by David Dawson
Baptist & Reflector
WHITESBURG — The remains of Tennessee pastoral pioneer Tidence Lane have been moved to the grounds of his first church.
The Tennessee Baptist Mission Board joined with First Baptist Church, Whitesburg, for the reinterment of Lane’s remains, along with the remains of several family members, during a ceremony on Oct. 21.
The remains were moved to the grounds of First Baptist Church, Whitesburg, which was formerly known as Bent Creek Baptist Church.
Lane was the founding pastor of Bent Creek Baptist in 1785, becoming the first pastor of any congregation, of any denomination, in the state of Tennessee. He was also a veteran of the Revolutionary War.
Richard Long, a descendant of Tidence Lane and pastor of Brown Springs Baptist Church in Mosheim, was among the speakers at the reinterment ceremony.
“God has worked all things out,” said Long. “(Lane and his family) are already home in heaven, but we’ve done something today that can commemorate the family. We know the ground in which their remains have been placed is going to be securely taken care of.”

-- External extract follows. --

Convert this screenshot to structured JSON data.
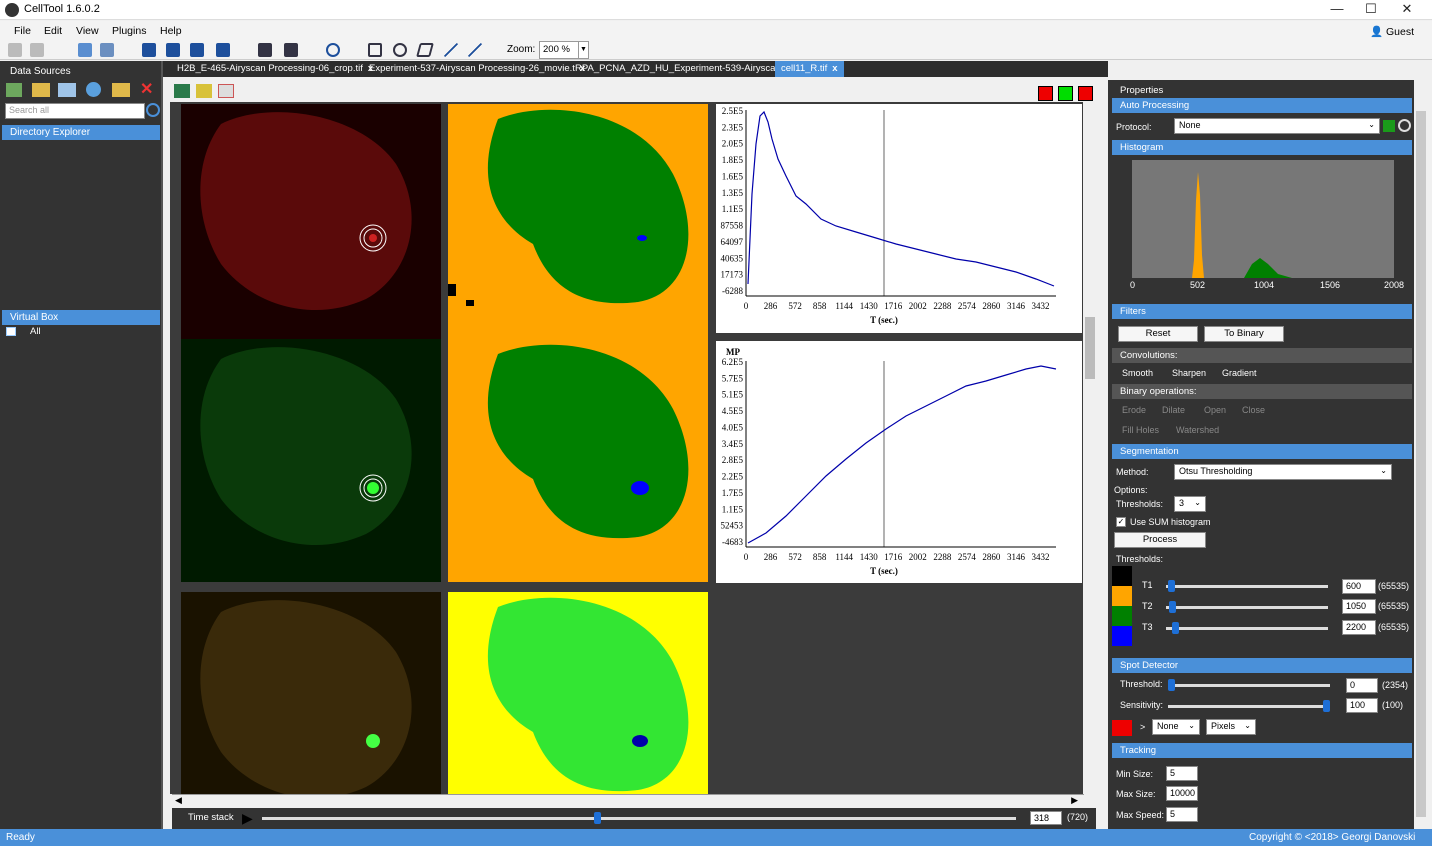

Lane’s remains had previously been in a family cemetery in Morristown, located about two miles from the new burial site. His original burial site was given to his family as part of a land grant from the state of North Carolina for his service in the war.
As a historical figure, Lane is the father of church planting in Tennessee.
“It is good that we are honoring Tidence Lane,” said Randy C. Davis, executive director of the Tennessee Baptist Mission Board. “In looking forward to where we need to go, we need to look back and see the pioneering spirit of Tidence Lane and the Lane family. We, too, live in a state where there are great challenges and we need to forge ahead for the sake of the gospel.”
According to historical accounts, Lane became a believer in 1743, soon after his marriage to Esther Bibber. Not long after his conversion, Lane surrendered to a call to preach.
Lane was living in North Carolina when he was called into the ministry, but felt led to move to Tennessee because of the political climate in North Carolina.
In 1779, Lane became the first pastor of the first permanent church organization of any denomination in the state of Tennessee. He was known to stand on a log to deliver his sermons.
He also earned the distinction of being the first moderator of the first association of any denomination in the state, Holston Baptist Association, which was organized October 21, 1786 — 10 years before the territory of Tennessee was admitted into the Union.
Lane remained in the ministry for more than 60 years, continuing his work until his death on Jan. 30, 1806.
Lane and his wife, Esther, had nine children — seven sons and two daughters.